Prominently displayed in Davis Square's fieldhouse lobby, William Edouard Scott’s Progressive Era mural celebrates the spirit of recreational activity. The inscription—“Constructive Recreation, The Vital Force in Character Building”—spoke directly to patrons of the field house. The mural was originally housed in Washington Park, most likely in the administration building of the South Park Commission (which is now the DuSable Museum of African American History). Sometime in the late 1930s, the painting was moved to its current home in Davis Square Park; however, photography taken at this time reveals that the canvas was trimmed on either end to accommodate the slightly narrower space above the front desk in the lobby. As a result, Scott’s signature appears truncated on the lower-right corner.
The painting is divided into three distinct sections. At center, a seated Columbia or Liberty lifts a torch and a wreath, representing enlightenment and victory, respectively. She is flanked by two figures: to her left, Drama, dressed in old world style clothing with a globe and a mask of tragedy at her side, reads from a manuscript; to her right, Art is depicted as a modern woman holding a palette and brushes. At the far left of the composition, several young men are dressed for a variety of sports, including football, tennis, and track and field events such as discus throwing and pole vaulting. On the right, a group of young women represent the various ethnicities (including Dutch, Spanish, Mexican, and Czech) that settled in the area. The male and female groupings at either side of the panel also visually direct visitors to the two gymnasiums, which in the mid-twentieth century were separated by gender (men to the left; women to the right). Viewed as a whole, the composition signifies the combination of intellectual and physical activities fostered by the park.
One of the foremost African American muralists of the early twentieth century, William Edouard Scott (1884–1964) moved to Chicago in 1904 to attend the School of the Art Institute of Chicago. He is most remembered for portraying blacks as prominent, noble individuals in works that helped redefine the image of African Americans in art. Scott spent time abroad in Europe, where he studied at the Académie Julien in Paris, as well as in Haiti before returning to Chicago in the early 1930s to create murals for the 1933–34 World’s Fair. In total, he created over seventy-five murals commemorating black history and culture, in addition to several religious or allegorical murals such as Constructive Recreation, The Vital Force in Character.

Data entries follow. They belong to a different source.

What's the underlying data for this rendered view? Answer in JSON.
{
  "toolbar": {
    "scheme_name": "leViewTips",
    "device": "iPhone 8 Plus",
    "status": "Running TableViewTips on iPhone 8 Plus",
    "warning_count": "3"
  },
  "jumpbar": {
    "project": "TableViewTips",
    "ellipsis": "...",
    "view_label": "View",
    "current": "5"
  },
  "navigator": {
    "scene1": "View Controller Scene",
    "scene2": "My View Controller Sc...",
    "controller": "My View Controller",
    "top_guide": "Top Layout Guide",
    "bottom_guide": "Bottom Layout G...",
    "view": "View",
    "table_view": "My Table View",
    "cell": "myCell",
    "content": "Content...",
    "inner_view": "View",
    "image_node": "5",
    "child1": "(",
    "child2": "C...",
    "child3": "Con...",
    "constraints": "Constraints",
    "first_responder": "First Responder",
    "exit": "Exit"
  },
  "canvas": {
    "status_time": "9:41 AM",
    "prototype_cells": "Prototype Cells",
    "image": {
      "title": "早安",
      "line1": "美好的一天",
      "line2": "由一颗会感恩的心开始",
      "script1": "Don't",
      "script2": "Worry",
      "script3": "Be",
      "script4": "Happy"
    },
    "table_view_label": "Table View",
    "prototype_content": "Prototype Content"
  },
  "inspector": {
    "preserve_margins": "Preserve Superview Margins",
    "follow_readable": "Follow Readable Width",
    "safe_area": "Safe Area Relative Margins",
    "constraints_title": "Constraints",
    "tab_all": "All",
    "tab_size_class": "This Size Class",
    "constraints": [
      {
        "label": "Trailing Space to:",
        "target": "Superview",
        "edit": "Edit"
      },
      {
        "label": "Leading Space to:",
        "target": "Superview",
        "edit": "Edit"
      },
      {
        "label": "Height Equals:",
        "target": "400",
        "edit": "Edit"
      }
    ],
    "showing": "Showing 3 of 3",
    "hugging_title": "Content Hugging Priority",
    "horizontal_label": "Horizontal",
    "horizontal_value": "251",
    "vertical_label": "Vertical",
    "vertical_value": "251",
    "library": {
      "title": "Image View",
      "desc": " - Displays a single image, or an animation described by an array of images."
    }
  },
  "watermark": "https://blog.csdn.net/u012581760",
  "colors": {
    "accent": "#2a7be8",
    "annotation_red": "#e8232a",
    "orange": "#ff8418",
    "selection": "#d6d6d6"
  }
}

This mural was made possible due to the benefaction of John Barton Payne. Payne was a prominent Chicago judge who served as president of the South Park Commission’s board from 1911 to 1923. He also held the position of United States Secretary of the Interior under President Woodrow Wilson. In 1909, Payne established a fund for the decoration of buildings in the South Park System, including Washington Park.